Other research by Rauch and Shamoon showed that, from 1975, Unit 7’s owners used PB19, a fact confirmed by Scher. The judge notes that later events point strongly to the likelihood that, throughout the period from 1984 until his aunt’s death in 1998, PB19’s monthly levies were paid by the owner of Unit 7.
From 1998, Scher himself took over the administration of Unit 7 on behalf of his daughter and so could explain, first hand, about paying the levies for PB19.
And amongst other evidence that the judge took into consideration was confirmation from a previous tenant of Unit 7 that she used PB19 for the entire period of her tenancy.
There was also evidence that when Rauch and Shamoon were originally shown Unit 7 before they bought, the estate agent pointed out PB19 as the parking bay allocated to Unit 7. They told the agent that they would not buy the flat without a parking bay, and they were given the assurance that PB19 was for the exclusive use of the owner of Unit 7. This information about the exclusive use of PB19, was ‘almost certainly’ given to the agent by Scher. They also requested, and were shown, a copy of the levy statement payable in respect of PB19.
Deed of sale refers to exclusive use of a parking bay
Further, the deed of sale between the previous owner and the applicants identified one ‘covered parking bay’ as an exclusive use area linked with Unit 7, and, said the judge, ‘in context this must have been intended by the seller and the buyers as a reference to PB19.
Once they took transfer, the applicants were charged and paid the levies for PB19, right up to April 2019 when Bolliger said that she had the right to use PB19.
The judge then pointed to several other instructive facts: Throughout argument of the matter in court, Bolliger did not claim that PB19 was used by Unit 11 or any other owners or tenants other than those associated with Unit 7; she did not provide a copy of the deed of sale in terms of which she had bought Unit 11 in 2016, but her counsel agreed that the court could ‘safely infer’ that the deed of sale did not identify any parking bay being linked with Unit 11. As the judge noted, if Bolliger had believed she was buying a flat which came with the right to the exclusive use of PB19, she would surely have asserted the right to use that parking bay as soon as she took occupation of Unit 11.
So how had it happened that PB19 ended up being for the exclusive use of Unit 7, given that it had started out, when units in the development were first sold, as being allocated to Unit 11?

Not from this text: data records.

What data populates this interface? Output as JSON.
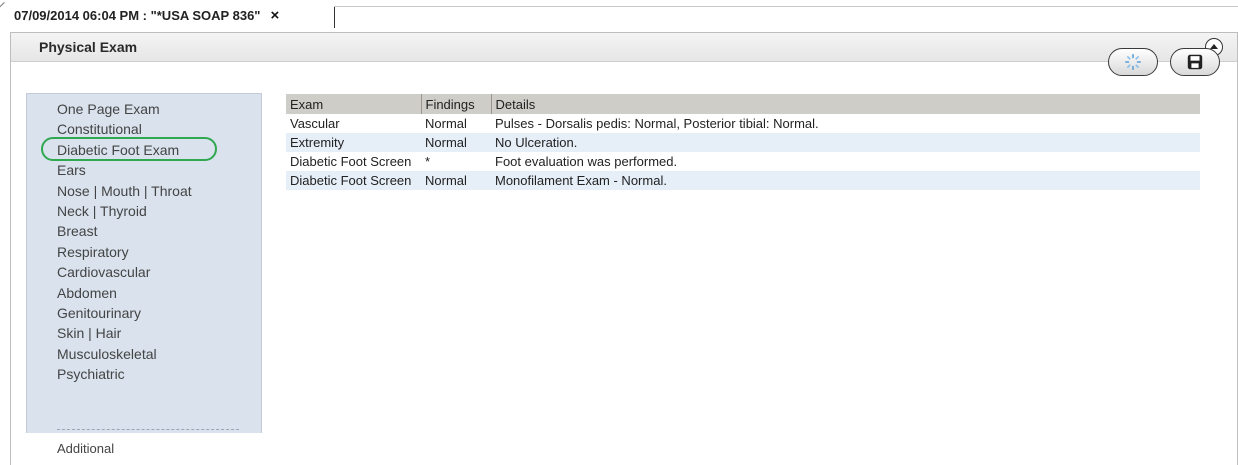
{
  "tab": {
    "title": "07/09/2014 06:04 PM : \"*USA SOAP 836\"",
    "close_label": "×"
  },
  "panel": {
    "title": "Physical Exam",
    "collapse_icon": "collapse-up-icon",
    "actions": [
      {
        "icon": "spinner-icon"
      },
      {
        "icon": "save-icon"
      }
    ]
  },
  "nav": {
    "items": [
      "One Page Exam",
      "Constitutional",
      "Diabetic Foot Exam",
      "Ears",
      "Nose | Mouth | Throat",
      "Neck | Thyroid",
      "Breast",
      "Respiratory",
      "Cardiovascular",
      "Abdomen",
      "Genitourinary",
      "Skin | Hair",
      "Musculoskeletal",
      "Psychiatric"
    ],
    "selected_index": 2,
    "highlight_color": "#2fa84f",
    "additional": "Additional"
  },
  "table": {
    "columns": [
      "Exam",
      "Findings",
      "Details"
    ],
    "rows": [
      {
        "exam": "Vascular",
        "findings": "Normal",
        "details": "Pulses - Dorsalis pedis: Normal, Posterior tibial: Normal."
      },
      {
        "exam": "Extremity",
        "findings": "Normal",
        "details": "No Ulceration."
      },
      {
        "exam": "Diabetic Foot Screen",
        "findings": "*",
        "details": "Foot evaluation was performed."
      },
      {
        "exam": "Diabetic Foot Screen",
        "findings": "Normal",
        "details": " Monofilament Exam - Normal."
      }
    ]
  },
  "colors": {
    "nav_bg": "#d9e2ed",
    "header_bg": "#cfcdc7",
    "alt_row_bg": "#e6eef8"
  }
}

The suspected transfer
The court speculated about a number of possibilities, and spelled out the primary contention of the applicants: they suggested that it was most probable that, at some stage before December 1984, the original owner of Unit 11 must have transferred her right to the exclusive use of PB19 to the owner of Unit 7, even though there is no record of this.
And, said the judge, while Bolliger did not disclose anything of the negotiations behind her purchase of Unit 11, ‘it is clear, from the fact that she did not lay claim to PB19 until April 2019, that nothing led her to believe that the owner of Unit 11 had the right to the exclusive use of a parking bay.’
The clear facts were, according to the court, that when the applicants and Bolliger bought their units in 2016, nobody (and this includes Bolliger herself) believed that PB19 was attached to Unit 11.
Judge declares rightful ownership to Unit 7
From all the evidence, the judge therefore declared that the owner of Unit 11 did not hold the right to the exclusive use of PB19 and that Bolliger did not acquire or have the right to the exclusive use of PB19. Exclusive use of PB19 was allocated to the owner of Unit 7, and the applicants, as current owners of this unit, were entitled to exercise that right.
Judge Rogers then gave Bolliger a week to remove any vehicle that she or her tenant had parked in PB19 – and ordered her to pay the applicants’ legal costs.
Judgment link: http://www.saflii.org/za/cases/ZAWCHC/2022/61.html